Jonathan Herowit stayed with Somers for six months after his release from Bellevue. (Somers has empathy for the mentally disadvantaged, too.) Eric Lindsay, an Aussie fan, stopped off during his motorcycle tour of the States after the Torcon. And there have been many others.
Somers fans will be interested in his current project.
“I plan to write a novel outside the Clayter and Wau Wau canons. It’ll take place almost a trillion years from now. It’ll be titled either Hour of Supreme Vision or Earths Dread Hour. Both titles are quotes from the Spoon River Anthology. The latter is from that fictitious epitaph Edgar Lee Masters wrote for my father, poor guy!”
“You don’t have many years of writing left,” I said.
He looked puzzled, then he smiled. “Ah, you mean Trout’s prediction that I’ll die in 1980.” He laughed. “That rascal put me in his novel just long enough to kill me off. Had a boy riding a bicycle ram into me. Well, that could happen. This town in hilly, and the kids do come down the steep streets with their brakes off. I did it myself before I got sick. But the way I feel right now, I’ll live to be eighty, anyway.”
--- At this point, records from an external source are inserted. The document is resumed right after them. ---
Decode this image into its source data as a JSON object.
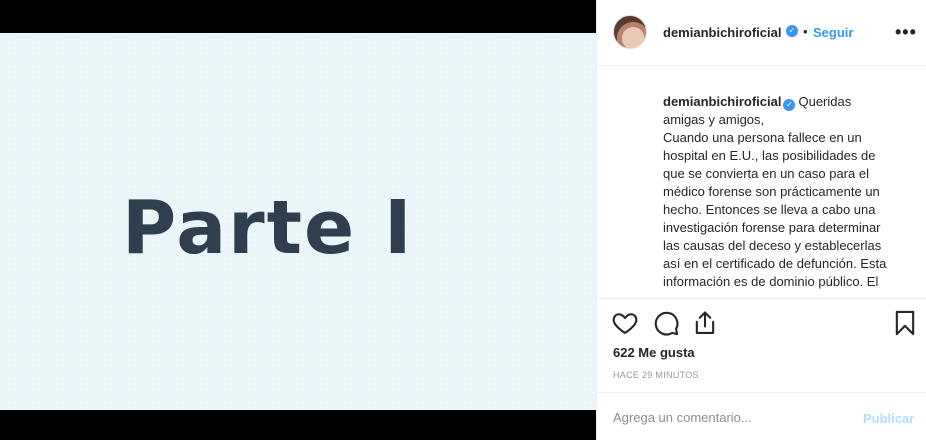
{
  "post": {
    "media_text": "Parte I"
  },
  "header": {
    "username": "demianbichiroficial",
    "separator": "•",
    "follow_label": "Seguir",
    "more_label": "•••"
  },
  "caption": {
    "username": "demianbichiroficial",
    "lines": [
      "Queridas",
      "amigas y amigos,",
      "Cuando una persona fallece en un",
      "hospital en E.U., las posibilidades de",
      "que se convierta en un caso para el",
      "médico forense son prácticamente un",
      "hecho. Entonces se lleva a cabo una",
      "investigación forense para determinar",
      "las causas del deceso y establecerlas",
      "así en el certificado de defunción. Esta",
      "información es de dominio público. El"
    ]
  },
  "actions": {
    "like_icon": "heart-icon",
    "comment_icon": "comment-icon",
    "share_icon": "share-icon",
    "save_icon": "bookmark-icon"
  },
  "stats": {
    "likes": "622 Me gusta",
    "timestamp": "HACE 29 MINUTOS"
  },
  "comment": {
    "placeholder": "Agrega un comentario...",
    "publish_label": "Publicar"
  },
  "colors": {
    "accent": "#3897f0",
    "publish_disabled": "#b2dffc",
    "media_bg": "#e9f5f8",
    "media_text": "#2f3f4f"
  }
}
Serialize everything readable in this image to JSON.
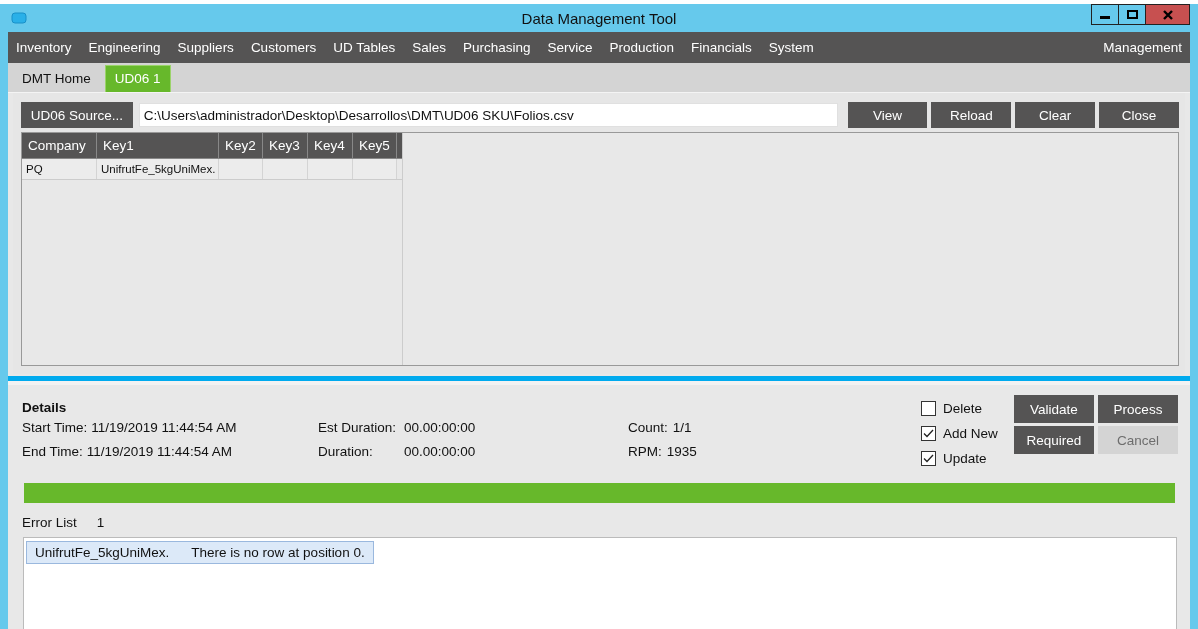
{
  "window": {
    "title": "Data Management Tool"
  },
  "menu": {
    "items": [
      "Inventory",
      "Engineering",
      "Suppliers",
      "Customers",
      "UD Tables",
      "Sales",
      "Purchasing",
      "Service",
      "Production",
      "Financials",
      "System"
    ],
    "right": "Management"
  },
  "tabs": [
    {
      "label": "DMT Home",
      "selected": false
    },
    {
      "label": "UD06 1",
      "selected": true
    }
  ],
  "toolbar": {
    "source_button": "UD06 Source...",
    "path": "C:\\Users\\administrador\\Desktop\\Desarrollos\\DMT\\UD06 SKU\\Folios.csv",
    "buttons": [
      "View",
      "Reload",
      "Clear",
      "Close"
    ]
  },
  "table": {
    "columns": [
      "Company",
      "Key1",
      "Key2",
      "Key3",
      "Key4",
      "Key5"
    ],
    "rows": [
      [
        "PQ",
        "UnifrutFe_5kgUniMex.",
        "",
        "",
        "",
        ""
      ]
    ]
  },
  "details": {
    "title": "Details",
    "fields": [
      {
        "label": "Start Time:",
        "value": "11/19/2019 11:44:54 AM"
      },
      {
        "label": "Est Duration:",
        "value": "00.00:00:00"
      },
      {
        "label": "Count:",
        "value": "1/1"
      },
      {
        "label": "End Time:",
        "value": "11/19/2019 11:44:54 AM"
      },
      {
        "label": "Duration:",
        "value": "00.00:00:00"
      },
      {
        "label": "RPM:",
        "value": "1935"
      }
    ],
    "options": [
      {
        "label": "Delete",
        "checked": false
      },
      {
        "label": "Add New",
        "checked": true
      },
      {
        "label": "Update",
        "checked": true
      }
    ],
    "buttons": [
      {
        "label": "Validate",
        "disabled": false
      },
      {
        "label": "Process",
        "disabled": false
      },
      {
        "label": "Required",
        "disabled": false
      },
      {
        "label": "Cancel",
        "disabled": true
      }
    ],
    "progress": {
      "level": 1
    }
  },
  "error_list": {
    "label": "Error List",
    "count": "1",
    "items": [
      {
        "key": "UnifrutFe_5kgUniMex.",
        "message": "There is no row at position 0.",
        "selected": true
      }
    ]
  }
}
I drive away that night feeling he was right. His yellow hair has turned white, and his beard is grizzled. But he looks muscular and hairy-chested, like Hemingway when he was healthy. His gusto and delight if life and literature seem to endure his durability. His readers can look forward to many more adventures of John Clayter and Ralph von Wau Wau and perhaps a host of other characters.
Somers old mansion is only a few blocks from the corner of 8th and Jackson Street, where Masters boyhood house still stands. A sign in front says: Masters Home, Open 1-5 P.M. Daily Except Monday. I wonder if someday a similar sign will stand before Jonathan Swift Somers home. I wouldnt be surprised if this does happen. But I hope itll be a long time from now.